I could spin up an Amazon EC2 instance and install PostgreSQL myself, review latest configuration best practices, sort Amazon EBS storage for data, set up a snapshot process etc.
Alternatively I could use Amazon RDS, Amazon RDS for PostgreSQL or Heroku Postgres and have most of that work handled for me, by a team of world experts...
For most of the stuff we use MySQL. We just use Amazon RDS. But for some stuff we use Amazon DynamoDB. We love DynamoDB. It's amazing. We store usage data in there, for example. I think we have close to seven or eight hundred million records in there and it's scaled like you don't even notice it. You never notice any performance degradation whatsoever. It's insane, and the last time I checked we were paying $150 bucks for that.
zerotoherojs.com ’s userbase, and course details are stored in DynamoDB tables.
The good thing about AWS DynamoDB is: For the amount of traffic that I have, it is free. It is highly-scalable, it is managed by Amazon, and it is pretty fast.
It is, again, one less thing to worry about (when compared to managing your own MongoDB elsewhere).
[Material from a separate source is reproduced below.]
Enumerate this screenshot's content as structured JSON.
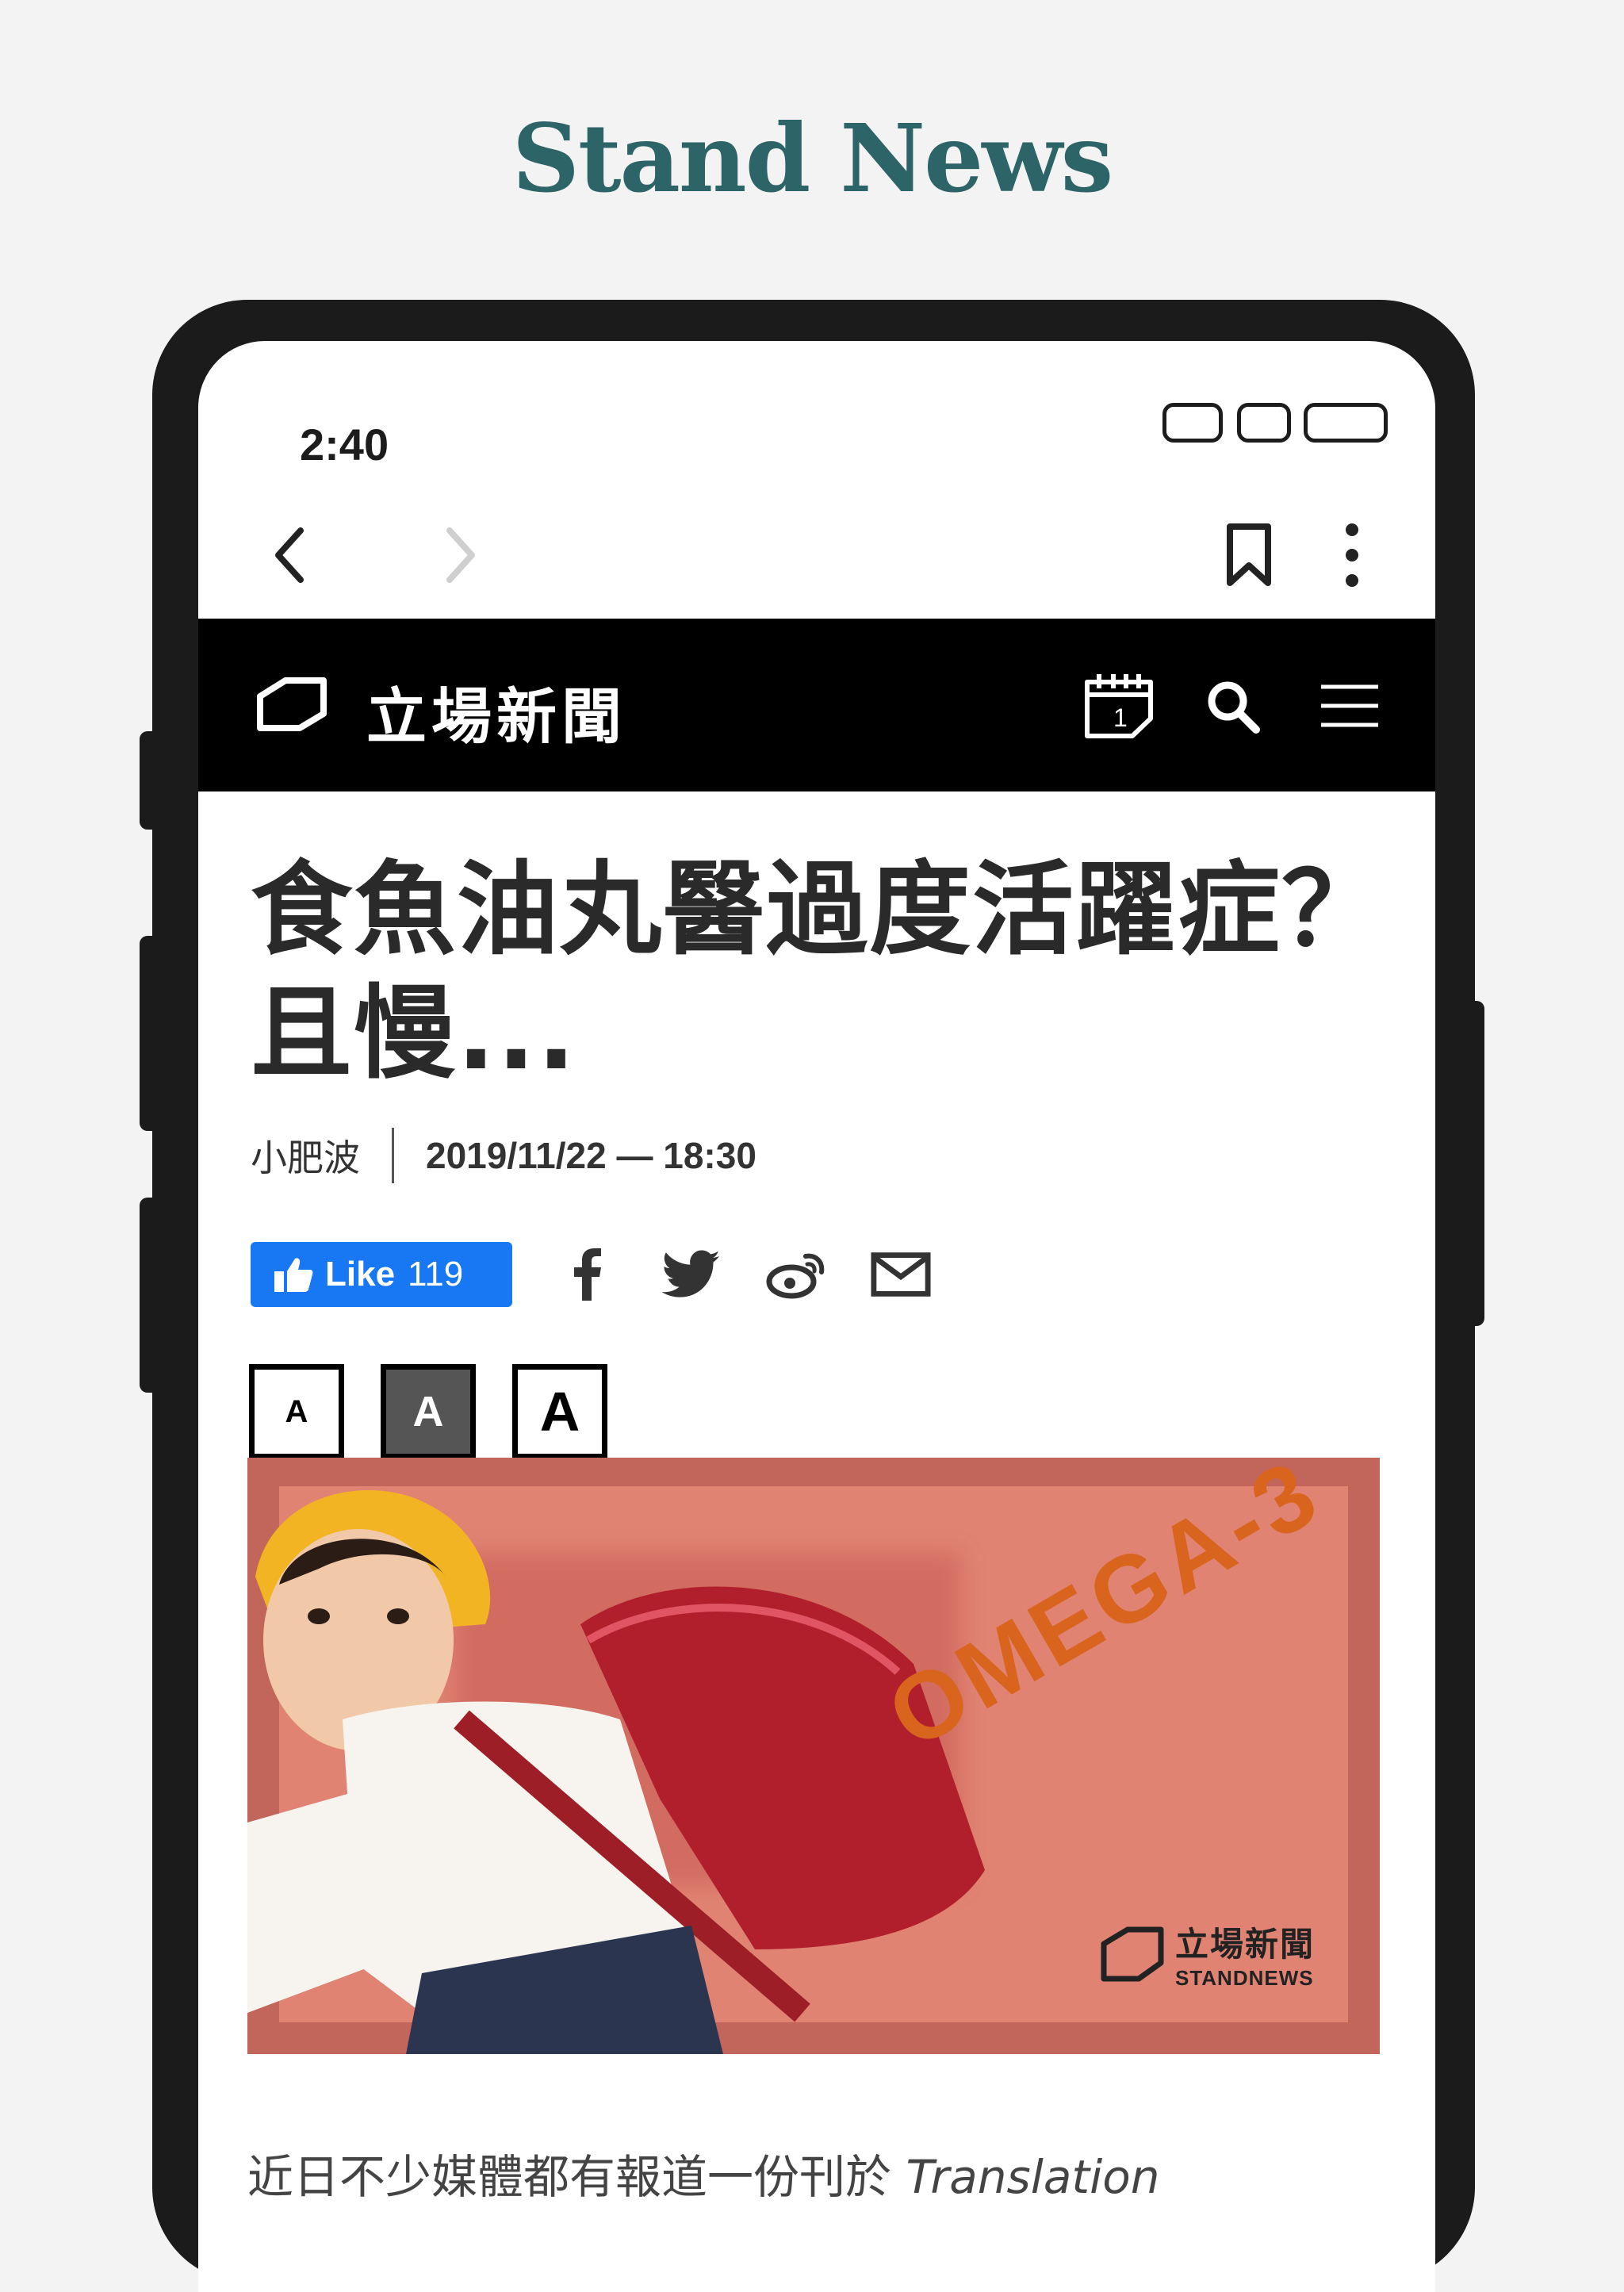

We store customer metadata in DynamoDB. We decided to use Amazon DynamoDB because it was a fully managed, highly available solution. We didn't want to operate our own SQL server and we wanted to ensure that we built CloudRepo on high availability components so that we could pass that benefit back to our customers.
몇몇 로그는 현재 AWS DynamoDB 에 기록되고 있습니다. 개선을 통해 mongodb 로 옮길 계획을 하고 있습니다. 아주 간단한 데이터를 쌓는 용도로는 나쁘지 않습니다. 다만, 쿼리가 아주 제한적입니다. 사용하기 전에 반드시 DynamoDB 의 스펙을 확인할 필요가 있습니다.
To store device health records as it allows super fast writes and range queries.
Using PostGIS to serve GeoJSON data for the Leaflet front-end.